DATA EXTRACT>
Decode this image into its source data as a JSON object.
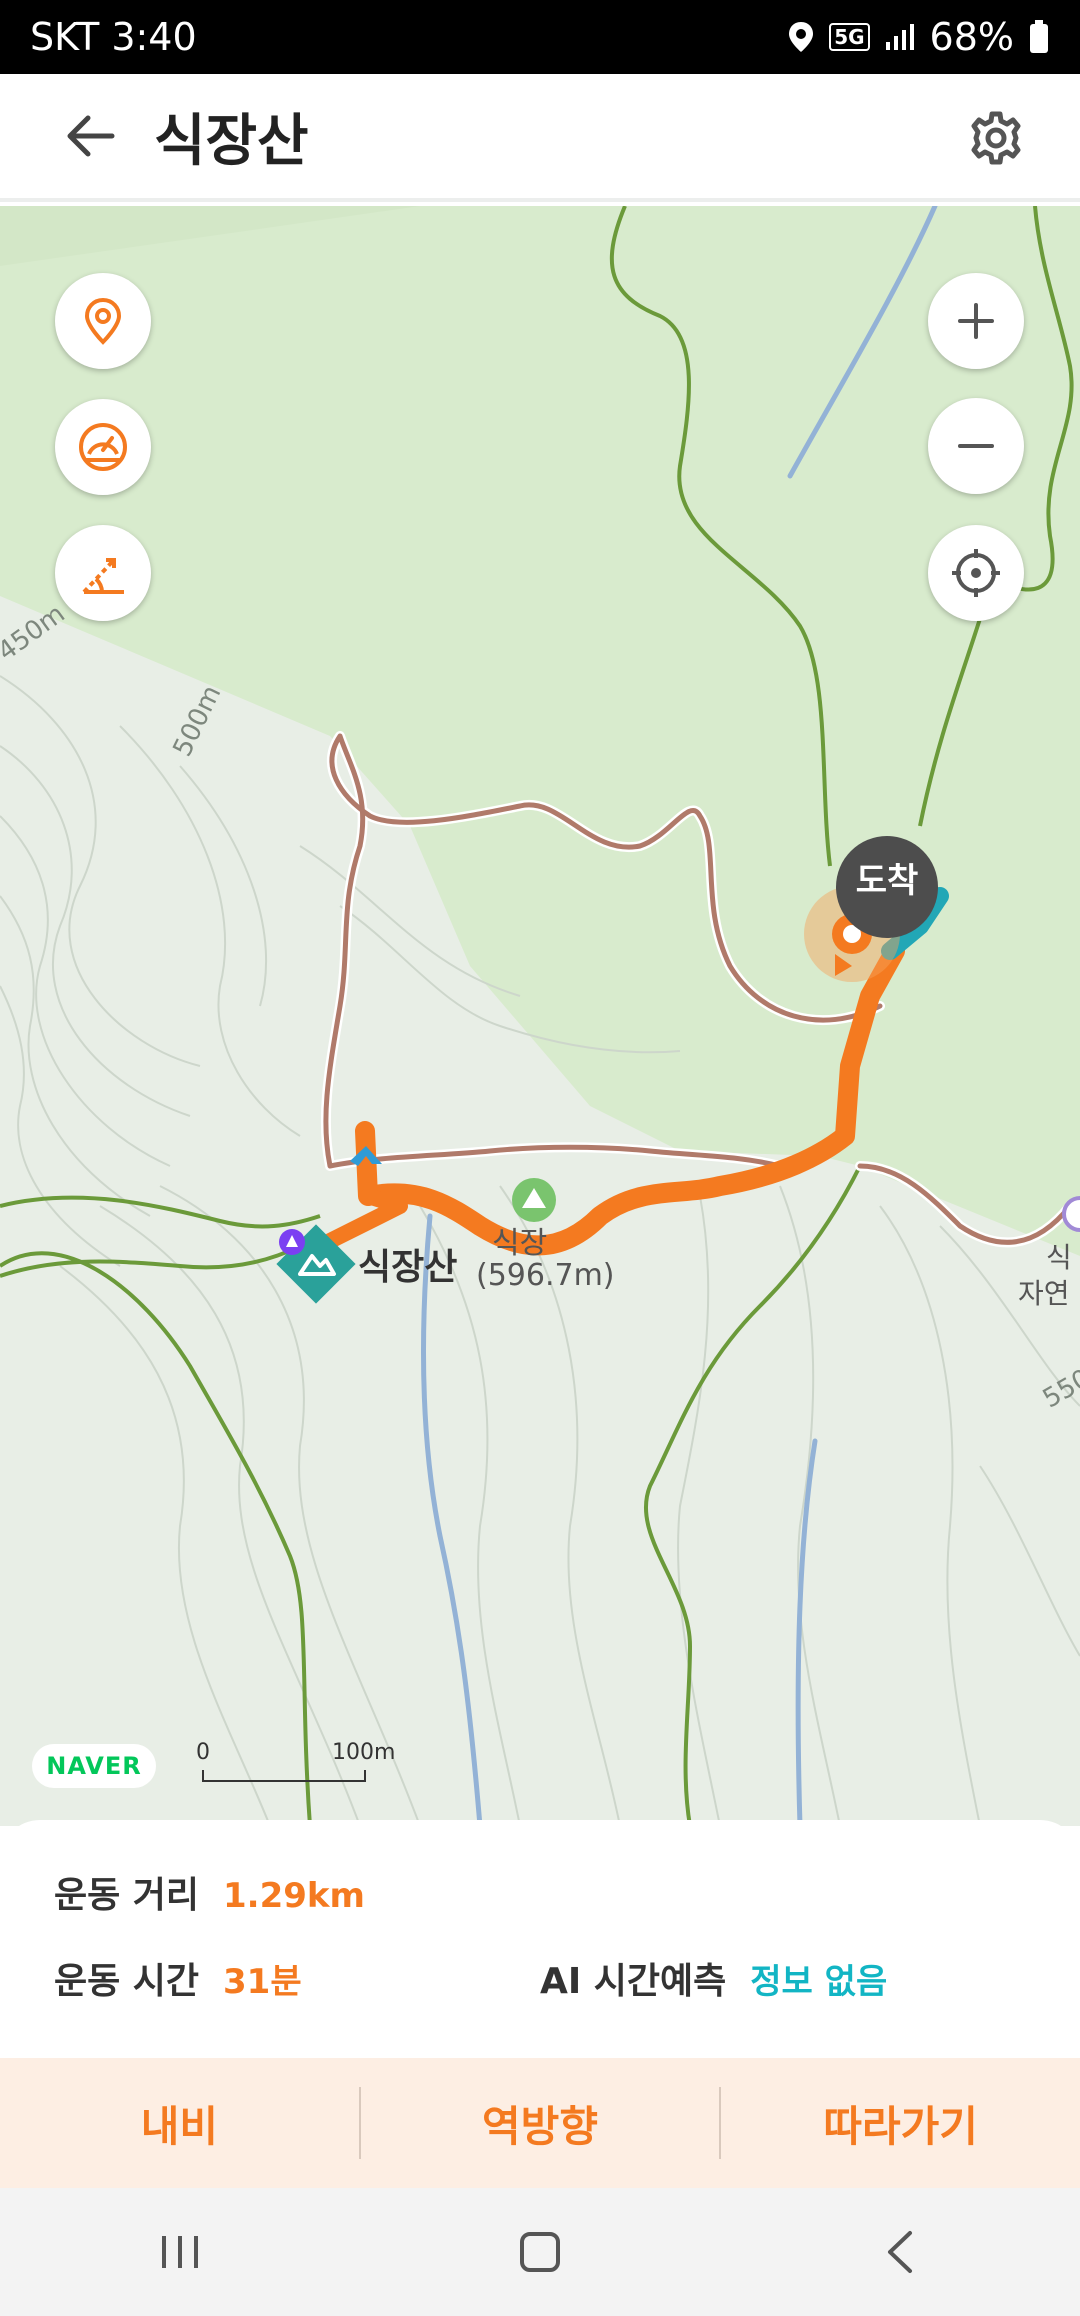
{
  "status_bar": {
    "carrier": "SKT",
    "time": "3:40",
    "network": "5G",
    "battery": "68%"
  },
  "header": {
    "title": "식장산",
    "back_icon": "arrow-left-icon",
    "settings_icon": "gear-icon"
  },
  "map": {
    "contour_labels": [
      "450m",
      "500m",
      "550"
    ],
    "peak_name": "식장산",
    "peak_elevation_text": "(596.7m)",
    "peak_poi_prefix": "식장",
    "edge_labels": [
      "식",
      "자연"
    ],
    "arrive_label": "도착",
    "naver_logo": "NAVER",
    "scale": {
      "start": "0",
      "end": "100m"
    },
    "left_buttons": [
      "location-pin-icon",
      "speedometer-icon",
      "slope-icon"
    ],
    "right_buttons": [
      "zoom-in-icon",
      "zoom-out-icon",
      "crosshair-icon"
    ],
    "colors": {
      "route": "#f47a20",
      "forest": "#d8ebcd",
      "terrain": "#e8eee6",
      "trail": "#b07a6a",
      "stream": "#93b2d6"
    }
  },
  "info": {
    "distance_label": "운동 거리",
    "distance_value": "1.29km",
    "time_label": "운동 시간",
    "time_value": "31분",
    "ai_label": "AI 시간예측",
    "ai_value": "정보 없음"
  },
  "actions": {
    "navi": "내비",
    "reverse": "역방향",
    "follow": "따라가기"
  },
  "navbar": [
    "recent-apps-icon",
    "home-icon",
    "back-icon"
  ]
}
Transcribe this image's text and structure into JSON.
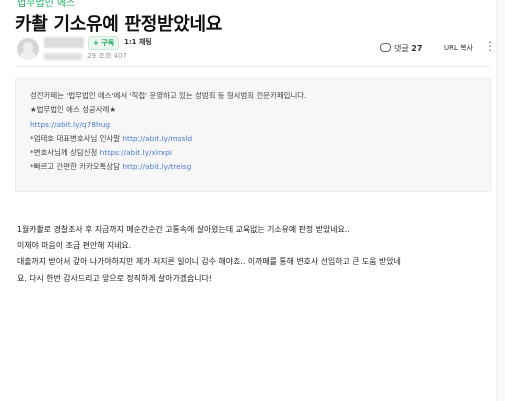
{
  "board": {
    "name": "법무법인 에스"
  },
  "post": {
    "title": "카촬 기소유예 판정받았네요",
    "follow_label": "+ 구독",
    "chat_label": "1:1 채팅",
    "date_fragment": ".29",
    "views_label": "조회",
    "views": "407",
    "comments_label": "댓글",
    "comments_count": "27",
    "url_copy_label": "URL 복사",
    "more_icon": "⋮"
  },
  "notice": {
    "line1": "성전카페는 '법무법인 에스'에서 '직접' 운영하고 있는 성범죄 등 형사범죄 전문카페입니다.",
    "line2": "★법무법인 에스 성공사례★",
    "link1": "https://abit.ly/q78hug",
    "line3_label": "*엄태호 대표변호사님 인사말",
    "line3_link": "http://abit.ly/mssld",
    "line4_label": "*변호사님께 상담신청",
    "line4_link": "https://abit.ly/xlrxpi",
    "line5_label": "*빠르고 간편한 카카오톡상담",
    "line5_link": "http://abit.ly/treisg"
  },
  "body": {
    "p1": "1월카촬로 경찰조사 후 지금까지 메순간순간 고통속에 살아왔는데  교육없는 기소유예 판정 받았네요..",
    "p2": "이제야 마음이 조금 편안해 지네요.",
    "p3": "대출까지 받아서 갚아 나가야하지만 제가 저지른 일이니 감수 해야죠.. 이까페를 통해 변호사 선임하고 큰 도움 받았네",
    "p4": "요. 다시 한번  감사드리고 앞으로 정직하게 살아가겠습니다!"
  }
}
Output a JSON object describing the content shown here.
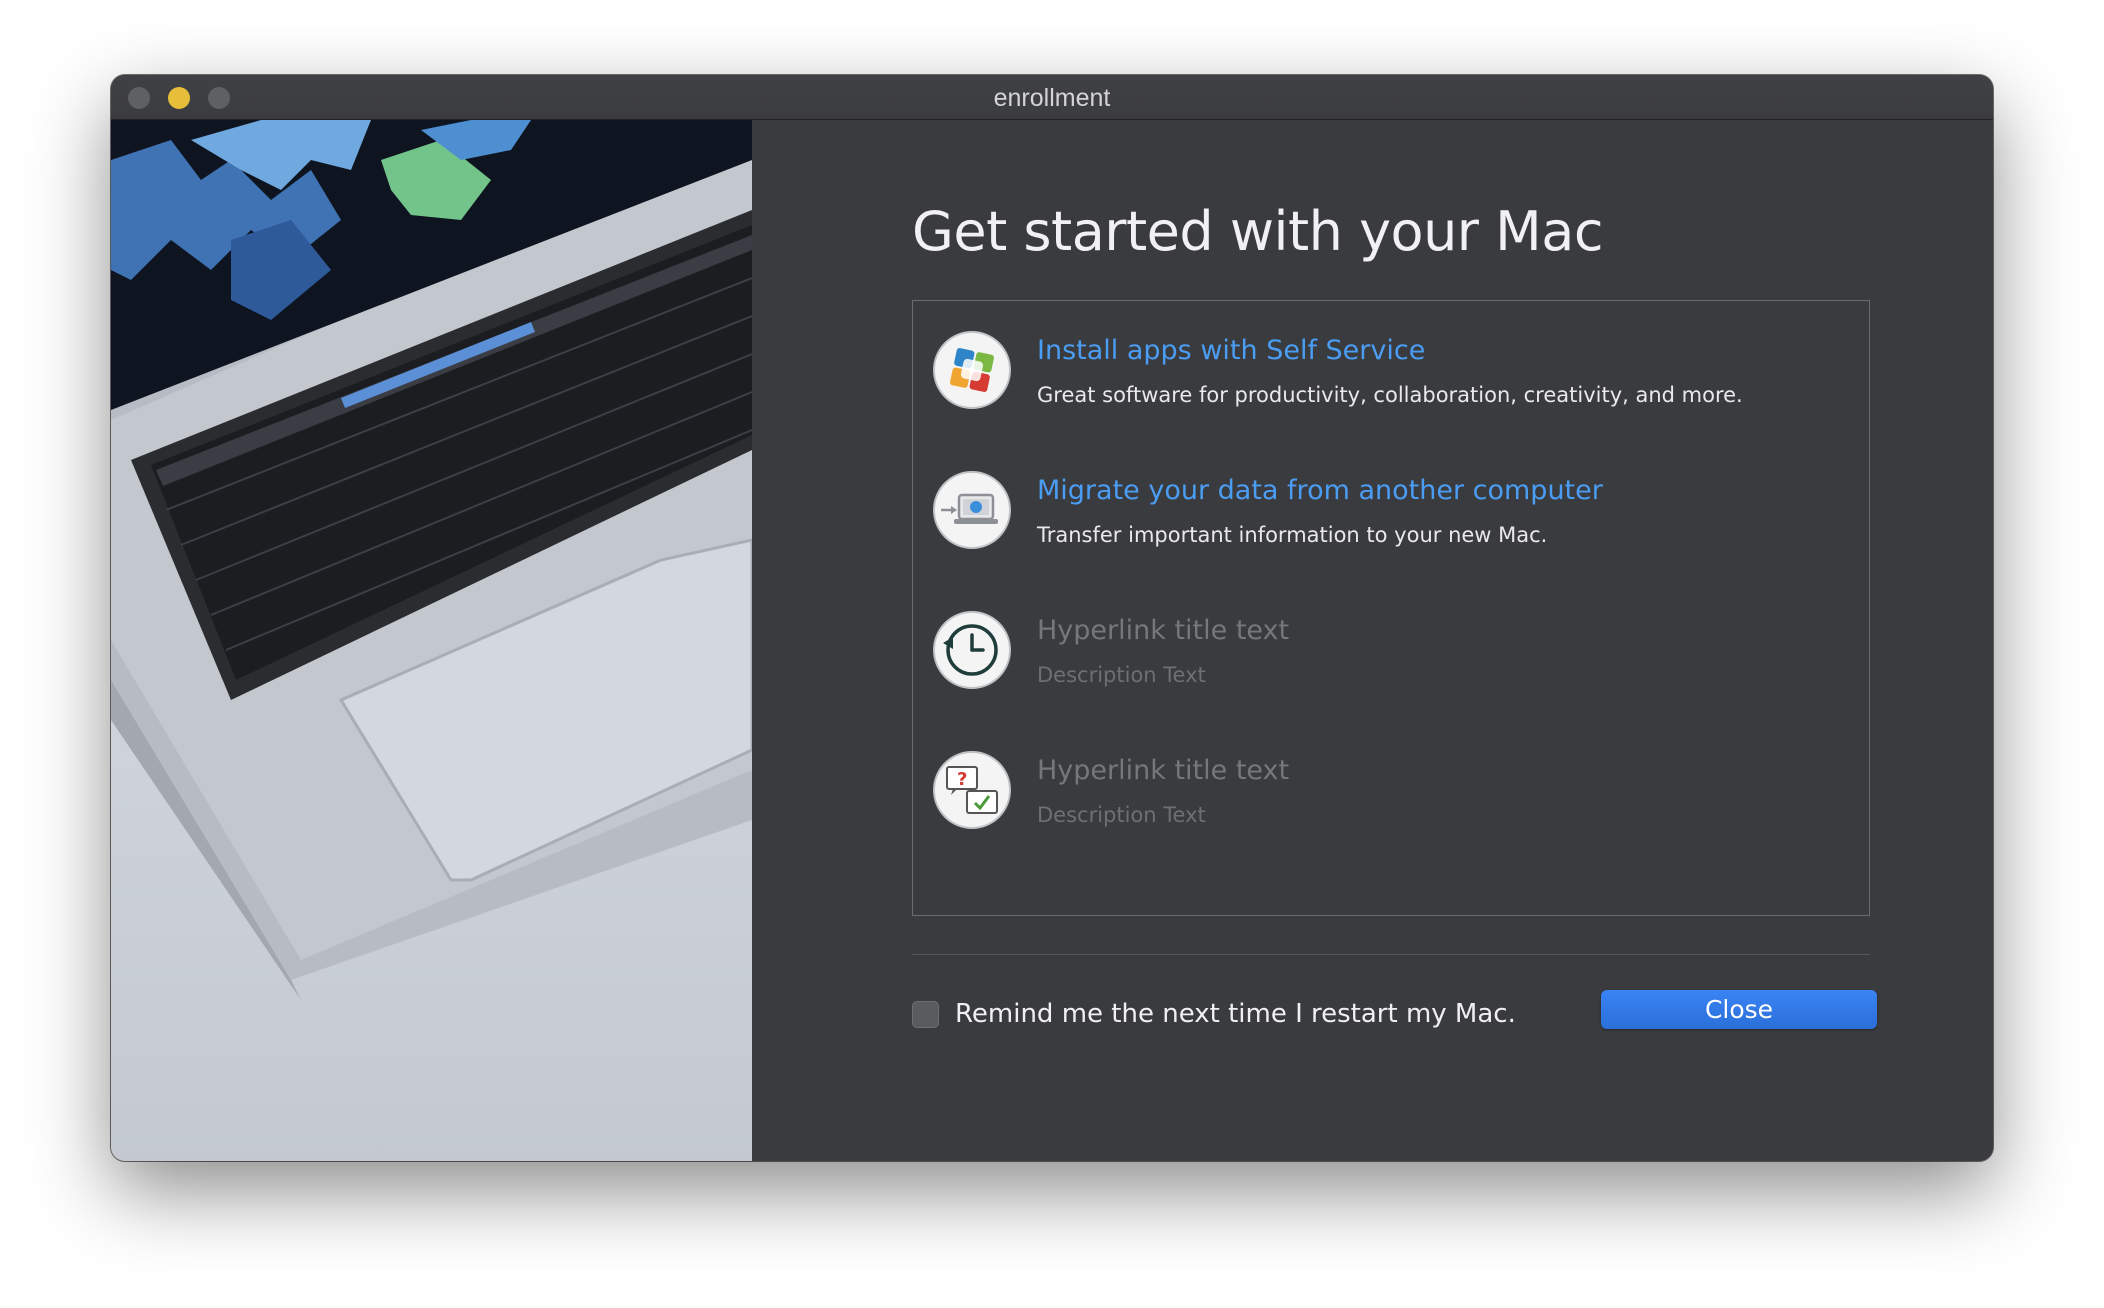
{
  "window": {
    "title": "enrollment"
  },
  "main": {
    "heading": "Get started with your Mac",
    "items": [
      {
        "icon": "self-service-icon",
        "title": "Install apps with Self Service",
        "description": "Great software for productivity, collaboration, creativity, and more.",
        "enabled": true
      },
      {
        "icon": "migration-laptop-icon",
        "title": "Migrate your data from another computer",
        "description": "Transfer important information to your new Mac.",
        "enabled": true
      },
      {
        "icon": "time-machine-clock-icon",
        "title": "Hyperlink title text",
        "description": "Description Text",
        "enabled": false
      },
      {
        "icon": "help-chat-icon",
        "title": "Hyperlink title text",
        "description": "Description Text",
        "enabled": false
      }
    ]
  },
  "footer": {
    "remind_label": "Remind me the next time I restart my Mac.",
    "remind_checked": false,
    "close_label": "Close"
  },
  "colors": {
    "link": "#4a9df3",
    "disabled": "#76777b",
    "button": "#2f78e6",
    "background": "#3a3b3e"
  }
}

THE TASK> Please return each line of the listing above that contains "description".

RESULT>
        "description": "Great software for productivity, collaboration, creativity, and more.",
        "description": "Transfer important information to your new Mac.",
        "description": "Description Text",
        "description": "Description Text",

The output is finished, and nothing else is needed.